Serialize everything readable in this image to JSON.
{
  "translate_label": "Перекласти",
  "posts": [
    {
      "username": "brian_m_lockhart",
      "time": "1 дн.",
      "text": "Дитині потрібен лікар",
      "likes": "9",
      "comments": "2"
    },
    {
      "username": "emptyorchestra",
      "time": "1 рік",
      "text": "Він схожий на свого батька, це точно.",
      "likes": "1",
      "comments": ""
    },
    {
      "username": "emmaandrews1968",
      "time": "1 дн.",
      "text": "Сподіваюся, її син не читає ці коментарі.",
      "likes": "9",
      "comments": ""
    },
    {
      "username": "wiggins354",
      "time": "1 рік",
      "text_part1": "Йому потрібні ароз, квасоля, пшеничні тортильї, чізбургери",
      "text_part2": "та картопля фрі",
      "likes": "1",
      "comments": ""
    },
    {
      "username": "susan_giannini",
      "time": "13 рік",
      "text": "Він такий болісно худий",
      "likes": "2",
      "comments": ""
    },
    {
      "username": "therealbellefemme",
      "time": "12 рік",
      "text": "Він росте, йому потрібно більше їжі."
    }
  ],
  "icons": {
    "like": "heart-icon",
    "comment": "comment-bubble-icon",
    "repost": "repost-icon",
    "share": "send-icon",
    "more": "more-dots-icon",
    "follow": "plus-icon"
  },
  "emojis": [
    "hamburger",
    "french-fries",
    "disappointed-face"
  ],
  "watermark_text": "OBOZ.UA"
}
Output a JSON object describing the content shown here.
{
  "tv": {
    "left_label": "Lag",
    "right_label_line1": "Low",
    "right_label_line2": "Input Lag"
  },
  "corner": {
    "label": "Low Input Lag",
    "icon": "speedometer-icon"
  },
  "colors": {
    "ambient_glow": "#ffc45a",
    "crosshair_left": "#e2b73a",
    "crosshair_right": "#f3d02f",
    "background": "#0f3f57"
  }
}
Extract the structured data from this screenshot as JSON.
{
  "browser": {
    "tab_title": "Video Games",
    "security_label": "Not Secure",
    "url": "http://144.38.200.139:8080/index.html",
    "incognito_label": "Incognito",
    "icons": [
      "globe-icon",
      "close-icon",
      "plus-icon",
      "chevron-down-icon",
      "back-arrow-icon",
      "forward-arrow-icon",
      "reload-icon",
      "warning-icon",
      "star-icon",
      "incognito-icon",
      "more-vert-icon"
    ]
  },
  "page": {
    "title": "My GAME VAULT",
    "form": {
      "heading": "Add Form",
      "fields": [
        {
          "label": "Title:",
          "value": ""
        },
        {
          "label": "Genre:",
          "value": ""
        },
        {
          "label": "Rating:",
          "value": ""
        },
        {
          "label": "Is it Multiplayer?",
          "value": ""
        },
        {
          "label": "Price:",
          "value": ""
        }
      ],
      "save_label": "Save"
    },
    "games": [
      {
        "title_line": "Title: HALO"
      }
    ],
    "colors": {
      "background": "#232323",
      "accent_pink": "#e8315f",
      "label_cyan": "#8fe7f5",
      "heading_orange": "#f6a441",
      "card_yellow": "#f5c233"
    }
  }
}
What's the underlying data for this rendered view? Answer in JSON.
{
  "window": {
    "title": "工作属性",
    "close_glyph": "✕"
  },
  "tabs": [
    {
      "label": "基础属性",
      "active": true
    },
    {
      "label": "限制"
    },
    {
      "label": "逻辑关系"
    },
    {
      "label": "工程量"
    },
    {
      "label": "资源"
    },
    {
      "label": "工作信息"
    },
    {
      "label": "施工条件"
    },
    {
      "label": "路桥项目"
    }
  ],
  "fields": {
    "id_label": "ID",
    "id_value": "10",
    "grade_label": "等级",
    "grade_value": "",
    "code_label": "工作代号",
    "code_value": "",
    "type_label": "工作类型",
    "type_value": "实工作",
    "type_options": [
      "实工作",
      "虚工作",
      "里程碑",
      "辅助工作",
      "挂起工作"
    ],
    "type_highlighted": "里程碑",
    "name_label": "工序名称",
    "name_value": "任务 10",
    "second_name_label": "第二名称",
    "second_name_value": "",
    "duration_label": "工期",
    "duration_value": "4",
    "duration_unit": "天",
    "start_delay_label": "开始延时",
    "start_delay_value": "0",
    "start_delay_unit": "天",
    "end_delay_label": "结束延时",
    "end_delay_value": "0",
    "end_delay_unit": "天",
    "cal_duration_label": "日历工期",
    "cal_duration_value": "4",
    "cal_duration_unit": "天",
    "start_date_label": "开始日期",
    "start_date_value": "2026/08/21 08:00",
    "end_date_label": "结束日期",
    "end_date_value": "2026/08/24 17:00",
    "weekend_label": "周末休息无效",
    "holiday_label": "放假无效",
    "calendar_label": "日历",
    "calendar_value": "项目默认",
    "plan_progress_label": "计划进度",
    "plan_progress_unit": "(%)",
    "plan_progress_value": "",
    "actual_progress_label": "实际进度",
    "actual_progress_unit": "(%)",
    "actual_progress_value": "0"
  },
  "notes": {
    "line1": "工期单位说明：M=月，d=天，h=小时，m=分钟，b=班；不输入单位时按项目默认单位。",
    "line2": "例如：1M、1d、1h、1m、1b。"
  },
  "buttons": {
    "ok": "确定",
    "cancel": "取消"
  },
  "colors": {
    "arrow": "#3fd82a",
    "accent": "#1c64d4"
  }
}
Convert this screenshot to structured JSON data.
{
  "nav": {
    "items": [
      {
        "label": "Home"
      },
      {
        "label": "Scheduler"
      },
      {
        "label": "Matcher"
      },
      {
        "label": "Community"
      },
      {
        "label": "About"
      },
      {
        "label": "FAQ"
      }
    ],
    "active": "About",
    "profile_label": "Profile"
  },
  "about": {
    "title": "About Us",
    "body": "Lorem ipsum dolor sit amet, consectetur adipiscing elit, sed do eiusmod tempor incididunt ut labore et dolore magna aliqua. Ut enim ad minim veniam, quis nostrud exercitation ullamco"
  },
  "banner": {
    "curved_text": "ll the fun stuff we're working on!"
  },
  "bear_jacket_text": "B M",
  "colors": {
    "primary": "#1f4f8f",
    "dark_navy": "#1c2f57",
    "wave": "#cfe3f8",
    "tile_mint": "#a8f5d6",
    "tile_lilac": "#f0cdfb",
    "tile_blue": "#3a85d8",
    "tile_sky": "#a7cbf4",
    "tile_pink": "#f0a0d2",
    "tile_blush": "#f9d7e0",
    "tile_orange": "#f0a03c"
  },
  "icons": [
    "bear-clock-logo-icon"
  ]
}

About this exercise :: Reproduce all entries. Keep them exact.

Written response ::
Serialize everything readable in this image to JSON.
{
  "translate_label": "Перекласти",
  "posts": [
    {
      "username": "brian_m_lockhart",
      "time": "1 дн.",
      "text": "Дитині потрібен лікар",
      "likes": "9",
      "comments": "2"
    },
    {
      "username": "emptyorchestra",
      "time": "1 рік",
      "text": "Він схожий на свого батька, це точно.",
      "likes": "1",
      "comments": ""
    },
    {
      "username": "emmaandrews1968",
      "time": "1 дн.",
      "text": "Сподіваюся, її син не читає ці коментарі.",
      "likes": "9",
      "comments": ""
    },
    {
      "username": "wiggins354",
      "time": "1 рік",
      "text_part1": "Йому потрібні ароз, квасоля, пшеничні тортильї, чізбургери",
      "text_part2": "та картопля фрі",
      "likes": "1",
      "comments": ""
    },
    {
      "username": "susan_giannini",
      "time": "13 рік",
      "text": "Він такий болісно худий",
      "likes": "2",
      "comments": ""
    },
    {
      "username": "therealbellefemme",
      "time": "12 рік",
      "text": "Він росте, йому потрібно більше їжі."
    }
  ],
  "icons": {
    "like": "heart-icon",
    "comment": "comment-bubble-icon",
    "repost": "repost-icon",
    "share": "send-icon",
    "more": "more-dots-icon",
    "follow": "plus-icon"
  },
  "emojis": [
    "hamburger",
    "french-fries",
    "disappointed-face"
  ],
  "watermark_text": "OBOZ.UA"
}
Output a JSON object describing the content shown here.
{
  "tv": {
    "left_label": "Lag",
    "right_label_line1": "Low",
    "right_label_line2": "Input Lag"
  },
  "corner": {
    "label": "Low Input Lag",
    "icon": "speedometer-icon"
  },
  "colors": {
    "ambient_glow": "#ffc45a",
    "crosshair_left": "#e2b73a",
    "crosshair_right": "#f3d02f",
    "background": "#0f3f57"
  }
}
Extract the structured data from this screenshot as JSON.
{
  "browser": {
    "tab_title": "Video Games",
    "security_label": "Not Secure",
    "url": "http://144.38.200.139:8080/index.html",
    "incognito_label": "Incognito",
    "icons": [
      "globe-icon",
      "close-icon",
      "plus-icon",
      "chevron-down-icon",
      "back-arrow-icon",
      "forward-arrow-icon",
      "reload-icon",
      "warning-icon",
      "star-icon",
      "incognito-icon",
      "more-vert-icon"
    ]
  },
  "page": {
    "title": "My GAME VAULT",
    "form": {
      "heading": "Add Form",
      "fields": [
        {
          "label": "Title:",
          "value": ""
        },
        {
          "label": "Genre:",
          "value": ""
        },
        {
          "label": "Rating:",
          "value": ""
        },
        {
          "label": "Is it Multiplayer?",
          "value": ""
        },
        {
          "label": "Price:",
          "value": ""
        }
      ],
      "save_label": "Save"
    },
    "games": [
      {
        "title_line": "Title: HALO"
      }
    ],
    "colors": {
      "background": "#232323",
      "accent_pink": "#e8315f",
      "label_cyan": "#8fe7f5",
      "heading_orange": "#f6a441",
      "card_yellow": "#f5c233"
    }
  }
}
What's the underlying data for this rendered view? Answer in JSON.
{
  "window": {
    "title": "工作属性",
    "close_glyph": "✕"
  },
  "tabs": [
    {
      "label": "基础属性",
      "active": true
    },
    {
      "label": "限制"
    },
    {
      "label": "逻辑关系"
    },
    {
      "label": "工程量"
    },
    {
      "label": "资源"
    },
    {
      "label": "工作信息"
    },
    {
      "label": "施工条件"
    },
    {
      "label": "路桥项目"
    }
  ],
  "fields": {
    "id_label": "ID",
    "id_value": "10",
    "grade_label": "等级",
    "grade_value": "",
    "code_label": "工作代号",
    "code_value": "",
    "type_label": "工作类型",
    "type_value": "实工作",
    "type_options": [
      "实工作",
      "虚工作",
      "里程碑",
      "辅助工作",
      "挂起工作"
    ],
    "type_highlighted": "里程碑",
    "name_label": "工序名称",
    "name_value": "任务 10",
    "second_name_label": "第二名称",
    "second_name_value": "",
    "duration_label": "工期",
    "duration_value": "4",
    "duration_unit": "天",
    "start_delay_label": "开始延时",
    "start_delay_value": "0",
    "start_delay_unit": "天",
    "end_delay_label": "结束延时",
    "end_delay_value": "0",
    "end_delay_unit": "天",
    "cal_duration_label": "日历工期",
    "cal_duration_value": "4",
    "cal_duration_unit": "天",
    "start_date_label": "开始日期",
    "start_date_value": "2026/08/21 08:00",
    "end_date_label": "结束日期",
    "end_date_value": "2026/08/24 17:00",
    "weekend_label": "周末休息无效",
    "holiday_label": "放假无效",
    "calendar_label": "日历",
    "calendar_value": "项目默认",
    "plan_progress_label": "计划进度",
    "plan_progress_unit": "(%)",
    "plan_progress_value": "",
    "actual_progress_label": "实际进度",
    "actual_progress_unit": "(%)",
    "actual_progress_value": "0"
  },
  "notes": {
    "line1": "工期单位说明：M=月，d=天，h=小时，m=分钟，b=班；不输入单位时按项目默认单位。",
    "line2": "例如：1M、1d、1h、1m、1b。"
  },
  "buttons": {
    "ok": "确定",
    "cancel": "取消"
  },
  "colors": {
    "arrow": "#3fd82a",
    "accent": "#1c64d4"
  }
}
Convert this screenshot to structured JSON data.
{
  "nav": {
    "items": [
      {
        "label": "Home"
      },
      {
        "label": "Scheduler"
      },
      {
        "label": "Matcher"
      },
      {
        "label": "Community"
      },
      {
        "label": "About"
      },
      {
        "label": "FAQ"
      }
    ],
    "active": "About",
    "profile_label": "Profile"
  },
  "about": {
    "title": "About Us",
    "body": "Lorem ipsum dolor sit amet, consectetur adipiscing elit, sed do eiusmod tempor incididunt ut labore et dolore magna aliqua. Ut enim ad minim veniam, quis nostrud exercitation ullamco"
  },
  "banner": {
    "curved_text": "ll the fun stuff we're working on!"
  },
  "bear_jacket_text": "B M",
  "colors": {
    "primary": "#1f4f8f",
    "dark_navy": "#1c2f57",
    "wave": "#cfe3f8",
    "tile_mint": "#a8f5d6",
    "tile_lilac": "#f0cdfb",
    "tile_blue": "#3a85d8",
    "tile_sky": "#a7cbf4",
    "tile_pink": "#f0a0d2",
    "tile_blush": "#f9d7e0",
    "tile_orange": "#f0a03c"
  },
  "icons": [
    "bear-clock-logo-icon"
  ]
}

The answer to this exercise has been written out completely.